Your assignment
Output every record below exactly as it appears.

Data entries

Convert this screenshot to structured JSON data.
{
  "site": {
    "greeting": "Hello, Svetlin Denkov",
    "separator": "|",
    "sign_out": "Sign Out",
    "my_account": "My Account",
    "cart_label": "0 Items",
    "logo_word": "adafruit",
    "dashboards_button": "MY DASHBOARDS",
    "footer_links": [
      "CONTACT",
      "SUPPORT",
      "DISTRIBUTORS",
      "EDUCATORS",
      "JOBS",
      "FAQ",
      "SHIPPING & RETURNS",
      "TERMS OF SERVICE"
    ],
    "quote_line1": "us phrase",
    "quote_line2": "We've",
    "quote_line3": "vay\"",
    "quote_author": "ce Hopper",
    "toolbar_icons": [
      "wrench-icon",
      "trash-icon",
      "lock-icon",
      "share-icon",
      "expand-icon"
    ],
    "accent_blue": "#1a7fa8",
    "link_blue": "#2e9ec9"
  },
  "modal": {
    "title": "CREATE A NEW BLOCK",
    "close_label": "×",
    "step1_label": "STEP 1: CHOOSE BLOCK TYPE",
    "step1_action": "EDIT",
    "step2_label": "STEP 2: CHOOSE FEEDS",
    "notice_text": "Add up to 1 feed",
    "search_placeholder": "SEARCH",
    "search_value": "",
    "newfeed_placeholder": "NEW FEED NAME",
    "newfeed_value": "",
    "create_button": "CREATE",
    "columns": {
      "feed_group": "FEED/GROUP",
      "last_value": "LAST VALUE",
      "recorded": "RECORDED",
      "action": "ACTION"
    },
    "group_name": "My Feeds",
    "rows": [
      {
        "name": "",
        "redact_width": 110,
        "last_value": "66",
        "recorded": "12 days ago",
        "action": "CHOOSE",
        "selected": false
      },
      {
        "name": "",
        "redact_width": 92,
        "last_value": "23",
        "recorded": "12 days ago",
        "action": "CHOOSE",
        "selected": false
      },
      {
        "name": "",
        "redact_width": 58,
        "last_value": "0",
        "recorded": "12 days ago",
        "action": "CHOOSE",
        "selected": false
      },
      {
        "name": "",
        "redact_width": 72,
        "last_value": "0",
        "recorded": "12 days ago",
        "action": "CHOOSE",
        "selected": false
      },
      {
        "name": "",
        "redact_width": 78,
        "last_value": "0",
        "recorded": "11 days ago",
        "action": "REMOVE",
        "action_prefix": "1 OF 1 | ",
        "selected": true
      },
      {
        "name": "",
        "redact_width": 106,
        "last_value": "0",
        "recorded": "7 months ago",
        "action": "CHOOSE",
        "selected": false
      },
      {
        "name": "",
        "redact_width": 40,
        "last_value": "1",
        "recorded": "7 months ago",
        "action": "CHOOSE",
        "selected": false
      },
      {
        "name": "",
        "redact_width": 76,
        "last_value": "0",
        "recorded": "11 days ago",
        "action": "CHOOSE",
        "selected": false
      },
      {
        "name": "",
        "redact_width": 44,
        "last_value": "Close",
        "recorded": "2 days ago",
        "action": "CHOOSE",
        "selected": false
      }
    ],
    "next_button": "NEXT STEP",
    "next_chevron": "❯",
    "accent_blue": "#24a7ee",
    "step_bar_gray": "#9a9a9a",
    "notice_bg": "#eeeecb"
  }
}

Answer to the exercise
Convert this screenshot to structured JSON data.
{
  "site": {
    "greeting": "Hello, Svetlin Denkov",
    "separator": "|",
    "sign_out": "Sign Out",
    "my_account": "My Account",
    "cart_label": "0 Items",
    "logo_word": "adafruit",
    "dashboards_button": "MY DASHBOARDS",
    "footer_links": [
      "CONTACT",
      "SUPPORT",
      "DISTRIBUTORS",
      "EDUCATORS",
      "JOBS",
      "FAQ",
      "SHIPPING & RETURNS",
      "TERMS OF SERVICE"
    ],
    "quote_line1": "us phrase",
    "quote_line2": "We've",
    "quote_line3": "vay\"",
    "quote_author": "ce Hopper",
    "toolbar_icons": [
      "wrench-icon",
      "trash-icon",
      "lock-icon",
      "share-icon",
      "expand-icon"
    ],
    "accent_blue": "#1a7fa8",
    "link_blue": "#2e9ec9"
  },
  "modal": {
    "title": "CREATE A NEW BLOCK",
    "close_label": "×",
    "step1_label": "STEP 1: CHOOSE BLOCK TYPE",
    "step1_action": "EDIT",
    "step2_label": "STEP 2: CHOOSE FEEDS",
    "notice_text": "Add up to 1 feed",
    "search_placeholder": "SEARCH",
    "search_value": "",
    "newfeed_placeholder": "NEW FEED NAME",
    "newfeed_value": "",
    "create_button": "CREATE",
    "columns": {
      "feed_group": "FEED/GROUP",
      "last_value": "LAST VALUE",
      "recorded": "RECORDED",
      "action": "ACTION"
    },
    "group_name": "My Feeds",
    "rows": [
      {
        "name": "",
        "redact_width": 110,
        "last_value": "66",
        "recorded": "12 days ago",
        "action": "CHOOSE",
        "selected": false
      },
      {
        "name": "",
        "redact_width": 92,
        "last_value": "23",
        "recorded": "12 days ago",
        "action": "CHOOSE",
        "selected": false
      },
      {
        "name": "",
        "redact_width": 58,
        "last_value": "0",
        "recorded": "12 days ago",
        "action": "CHOOSE",
        "selected": false
      },
      {
        "name": "",
        "redact_width": 72,
        "last_value": "0",
        "recorded": "12 days ago",
        "action": "CHOOSE",
        "selected": false
      },
      {
        "name": "",
        "redact_width": 78,
        "last_value": "0",
        "recorded": "11 days ago",
        "action": "REMOVE",
        "action_prefix": "1 OF 1 | ",
        "selected": true
      },
      {
        "name": "",
        "redact_width": 106,
        "last_value": "0",
        "recorded": "7 months ago",
        "action": "CHOOSE",
        "selected": false
      },
      {
        "name": "",
        "redact_width": 40,
        "last_value": "1",
        "recorded": "7 months ago",
        "action": "CHOOSE",
        "selected": false
      },
      {
        "name": "",
        "redact_width": 76,
        "last_value": "0",
        "recorded": "11 days ago",
        "action": "CHOOSE",
        "selected": false
      },
      {
        "name": "",
        "redact_width": 44,
        "last_value": "Close",
        "recorded": "2 days ago",
        "action": "CHOOSE",
        "selected": false
      }
    ],
    "next_button": "NEXT STEP",
    "next_chevron": "❯",
    "accent_blue": "#24a7ee",
    "step_bar_gray": "#9a9a9a",
    "notice_bg": "#eeeecb"
  }
}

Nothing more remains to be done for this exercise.